Kenney notes "it hasn't exactly been a picnic" as far as media and fan reaction during the past few seasons of losing baseball "despite telling fans you're going have to trust us and stay with us." He did add the Cubs have seen "amazing" support from the fans who do understand their plan.
The most interesting part of the interview was when Ozanian asked if it were "plausible" to say the Cubs would get the biggest TV rights deal when their full package expires after the 2019 season. (The WGN portion of the Cubs' TV deal is up after this season, while the Comcast SportsNet Chicago deal has five more seasons.)
"Yes, I think it's plausible," Kenney said. "The question for all of us is how will people consume media at that time? Right now, you look at cable -- most teams look at cable or a distributor as partner, like Fox or Time Warner or Comcast. We're seeing the evolution of people going over the top. It's a matter of when someone like Google says we're going to be [a] bidder for rights, because we're going to take these games to consumers in a different way."
Kenney pointed out Yahoo, Apple and Netflix as examples of companies producing web-only content.
While you delight in imagining 80-year-old Cubs fans being told to buy some Google TV subscription to watch the Cubs, Kenney also said a more traditional Cubs RSN (regional sports network) is a "likelihood."
"There are a few brands with brand equity to carry their own channel," he said. "You've seen some fail, but I think our brand is big enough carry a channel on its own."
Of course, Kenney's boast about landing the biggest deal is bad news for cable customers. Chicagoans will be paying for the Cubs' massive TV deal with increased cable fees. Sorry, White Sox fans, you'll be paying, too. It also means Cubs fans will probably get blacked out as the team, the RSN and the distributor work out a deal. Vin Scully can't get the Los Angeles Dodgers RSN at his house.

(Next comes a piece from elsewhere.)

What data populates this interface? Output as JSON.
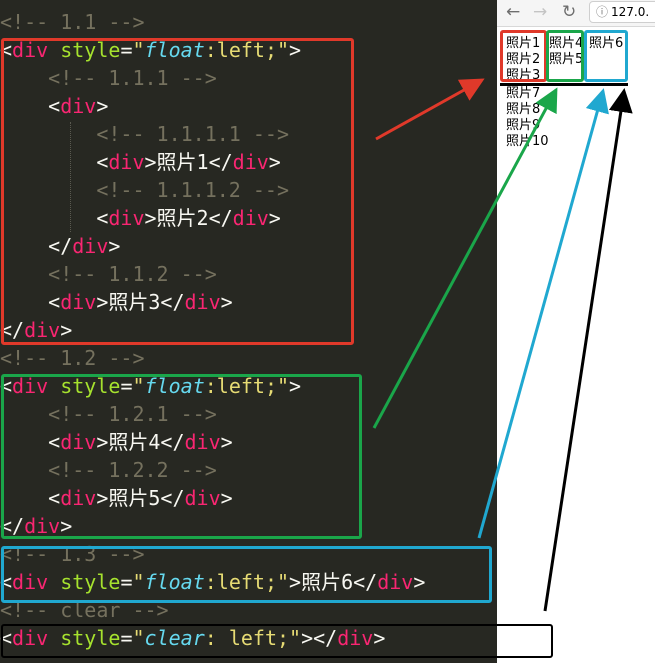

Ricketts' interview was less interesting, but he admitted the Wrigley Field renovation, which hasn't started yet, will cost "north of $350 million, probably closer to $375 million," with an additional $150-$200 million to build the hotel, plaza, etc. Earlier estimates were $500 million for each.
Who knows? By the time the renovation finally starts, we might be watching the construction, steel beam by steel beam, on a special Google subscription channel.